Effective September 30, 2017, California’s Office of Environmental Health Hazard Analysis (OEHHA) will require warnings for consumer products containing furfuryl alcohol under the Safe Drinking Water and Toxic Enforcement Act of 1986 (also known as Proposition 65). Furfuryl alcohol is a food contaminant that can occur in a potentially significant number of thermally processed foods because it forms as a result of the Maillard reaction that gives many foods a characteristic brown color. As has been the case with other food contaminants listed under the Proposition 65, we expect private litigants to file lawsuits after the warning requirement becomes effective. Companies marketing or manufacturing food products that undergo a Maillard reaction should consider whether furfuryl alcohol is forming and should evaluate their potential obligations and exposure in anticipation of the September 30 effective date.
Effective July 7, 2017, California’s Office of Environmental Health Hazard Analysis (OEHHA) has listed glyphosate as a carcinogenic chemical under the Safe Drinking Water and Toxic Enforcement Act of 1986 (also known as Proposition 65). Glyphosate is one of the most heavily used weed control chemicals in food and agricultural production. It is reported that each year more than 300 million pounds of glyphosate-based herbicides are sprayed on food crops, lawns and home gardens in the U.S. We summarize the key issues presented by the listing of glyphosate for the food industry.
Click here to continue reading.
Effective on August 30, 2018, California’s Office of Environmental Health Hazard Assessment (OEHHA) will adopt new regulations regarding the manner in which clear and reasonable warnings should be given under the Proposition 65 (Safe Drinking Water and Toxic Enforcement Act of 1986). By way of brief background, Proposition 65 requires businesses to provide “clear and reasonable warnings” when they knowingly and intentionally cause an exposure to a listed chemical to any individual in California. Under the current Article 6 to Title 27 of the California Code of Regulations, the “clear and reasonable warnings” must be reasonably calculated, considering the alternative methods available under the circumstances, to make the warning message available to the individual prior to exposure.
OEHHA finds the current regulations lack the specificity necessary to ensure the public receives useful information about potential exposures. OEHHA intends to provide more useful information to California consumers through the new regulations. One of the many notable changes is the requirement that the warning needs to contain the name of one or more of the listed chemicals in the consumer products. OEHHA also tries to clarify the relative responsibilities of different parties in the supply chain to provide consumer product exposure warnings. Businesses have the option of continuing to comply with the current version of the regulations until August 30, 2018, or comply with these new regulations in advance of the effective date.
Click here to read more.

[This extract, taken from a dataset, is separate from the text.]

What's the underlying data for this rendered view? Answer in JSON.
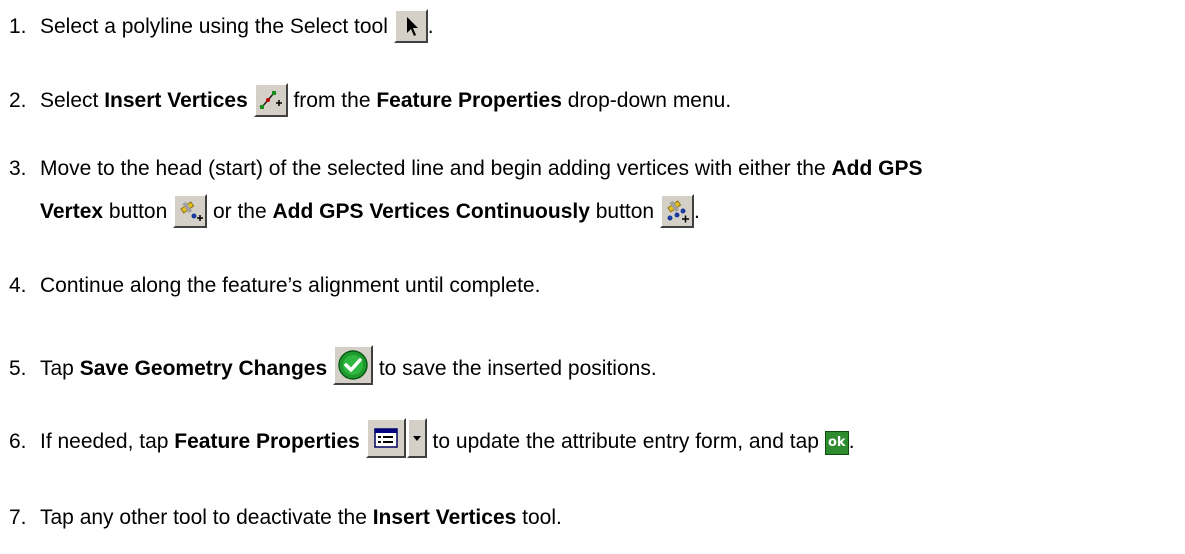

We previously reported that beginning May 11, 2016, California’s Office of Environmental Health Hazard Assessment (OEHHA) will start requiring warnings for consumer products containing BPA under the Safe Drinking Water and Toxic Enforcement Act of 1986 (also known as Proposition 65). On March 17, 2016, OEHHA published two notices related to the BPA warning requirements. In the first notice, OEHHA proposes to establish a Proposition 65 Maximum Allowable Dose Level (MADL) or safe harbor level for BPA of 3 micrograms (μg) per day for dermal exposure from solid materials. Comments on the dermal safe harbor level are due on May 16, 2016.
Separately, OEHHA proposes an emergency regulation to allow the temporary use of a standard point-of-sale warning message for BPA exposures from canned and bottled foods and beverages. This would relieve manufacturers of the duty to provide warnings on product packaging for those products that must be labeled by May 11th. While a deadline for comments on the proposed warning message was not provided, under California’s Government Code section 11349.6, interested persons only have five calendar days to submit comments. As such, comments on the point-of-sale warning message are due on March 22, 2016.
This post summarizes the key components of the two notices. Click here to read more.